━━ ENTRIES PROVIDED ━━
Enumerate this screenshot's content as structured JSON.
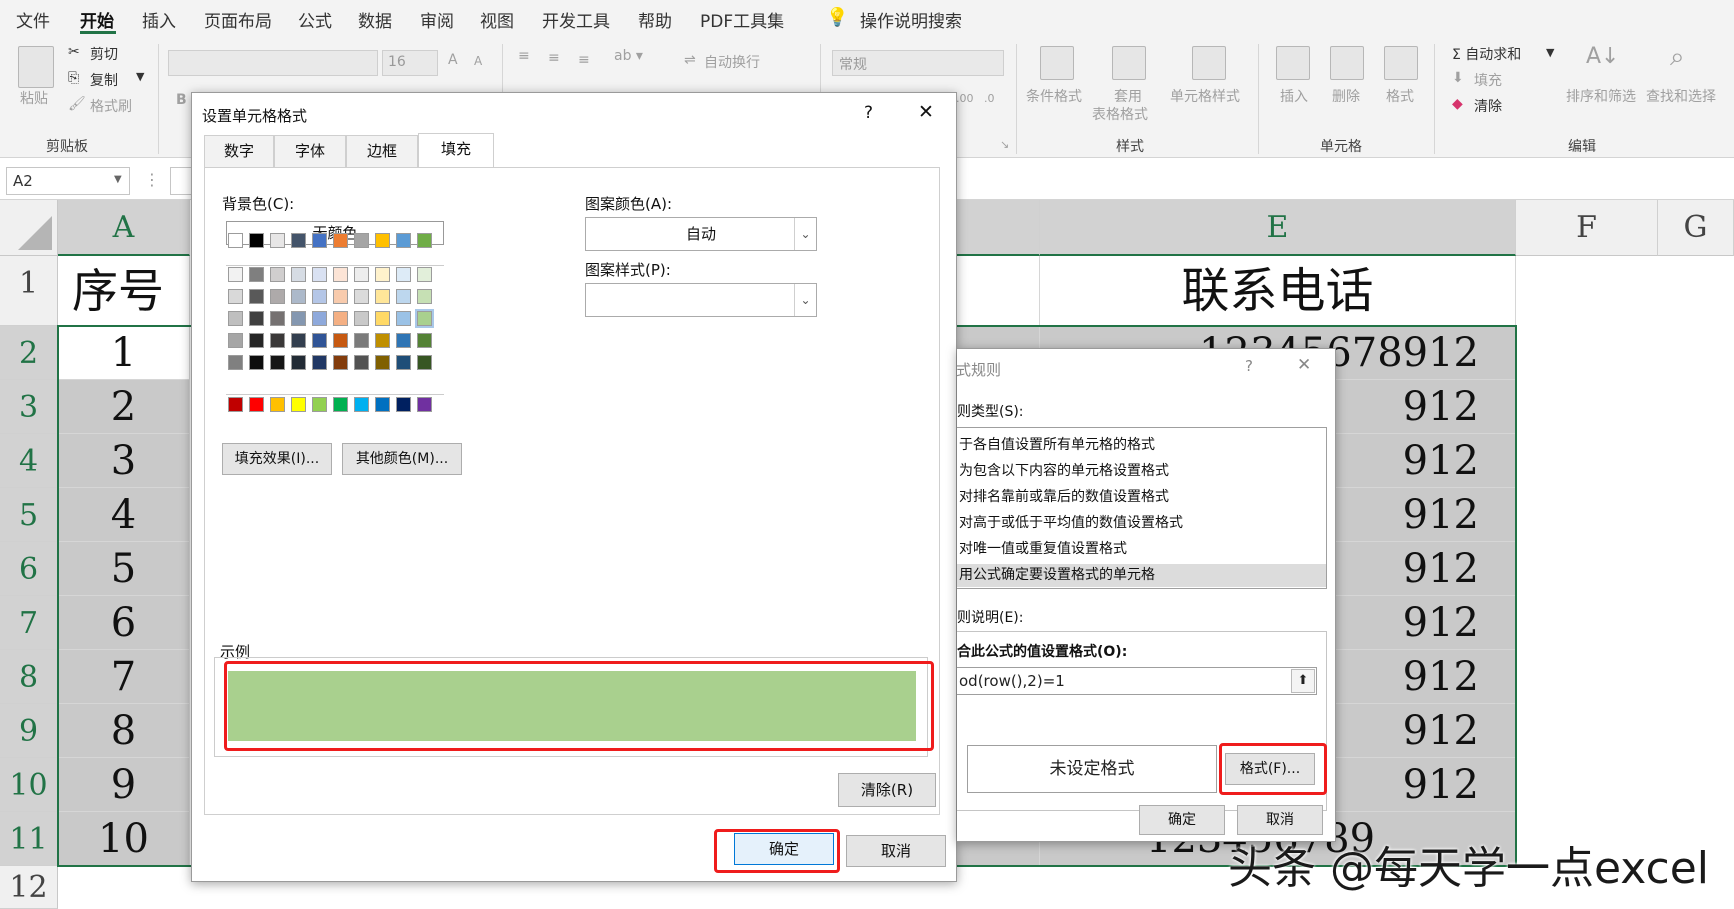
{
  "menubar": {
    "tabs": [
      "文件",
      "开始",
      "插入",
      "页面布局",
      "公式",
      "数据",
      "审阅",
      "视图",
      "开发工具",
      "帮助",
      "PDF工具集"
    ],
    "search": "操作说明搜索"
  },
  "ribbon": {
    "clipboard": {
      "paste": "粘贴",
      "cut": "剪切",
      "copy": "复制",
      "format_painter": "格式刷",
      "group": "剪贴板"
    },
    "font": {
      "size": "16",
      "bold": "B"
    },
    "alignment": {
      "wrap_text": "自动换行"
    },
    "number": {
      "format": "常规",
      "dec_inc": ".00",
      "dec_dec": ".0"
    },
    "styles": {
      "conditional": "条件格式",
      "table_1": "套用",
      "table_2": "表格格式",
      "cell_styles": "单元格样式",
      "group": "样式"
    },
    "cells": {
      "insert": "插入",
      "delete": "删除",
      "format": "格式",
      "group": "单元格"
    },
    "editing": {
      "autosum": "Σ 自动求和",
      "fill": "填充",
      "clear": "清除",
      "sort": "排序和筛选",
      "find": "查找和选择",
      "group": "编辑"
    }
  },
  "formula_bar": {
    "name_box": "A2"
  },
  "grid": {
    "columns": [
      "A",
      "E",
      "F",
      "G"
    ],
    "rows": [
      "1",
      "2",
      "3",
      "4",
      "5",
      "6",
      "7",
      "8",
      "9",
      "10",
      "11",
      "12"
    ],
    "header_a": "序号",
    "header_e": "联系电话",
    "numbers": [
      "1",
      "2",
      "3",
      "4",
      "5",
      "6",
      "7",
      "8",
      "9",
      "10"
    ],
    "phone_first": "12345678912",
    "phone_tail": "912",
    "phone_last": "123456789"
  },
  "format_dialog": {
    "title": "设置单元格格式",
    "help": "?",
    "close": "✕",
    "tabs": [
      "数字",
      "字体",
      "边框",
      "填充"
    ],
    "background_label": "背景色(C):",
    "no_color": "无颜色",
    "fill_effects": "填充效果(I)...",
    "more_colors": "其他颜色(M)...",
    "pattern_color_label": "图案颜色(A):",
    "pattern_color_value": "自动",
    "pattern_style_label": "图案样式(P):",
    "sample_label": "示例",
    "sample_color": "#a9d08e",
    "clear": "清除(R)",
    "ok": "确定",
    "cancel": "取消"
  },
  "rule_dialog": {
    "title": "式规则",
    "help": "?",
    "close": "✕",
    "rule_type_label": "则类型(S):",
    "rule_types": [
      "于各自值设置所有单元格的格式",
      "为包含以下内容的单元格设置格式",
      "对排名靠前或靠后的数值设置格式",
      "对高于或低于平均值的数值设置格式",
      "对唯一值或重复值设置格式",
      "用公式确定要设置格式的单元格"
    ],
    "rule_desc_label": "则说明(E):",
    "formula_label": "合此公式的值设置格式(O):",
    "formula": "od(row(),2)=1",
    "preview": "未设定格式",
    "format_button": "格式(F)...",
    "ok": "确定",
    "cancel": "取消"
  },
  "watermark": "头条 @每天学一点excel"
}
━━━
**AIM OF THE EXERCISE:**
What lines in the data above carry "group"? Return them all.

**YOUR RESPONSE:**
      "group": "剪贴板"
      "group": "样式"
      "group": "单元格"
      "group": "编辑"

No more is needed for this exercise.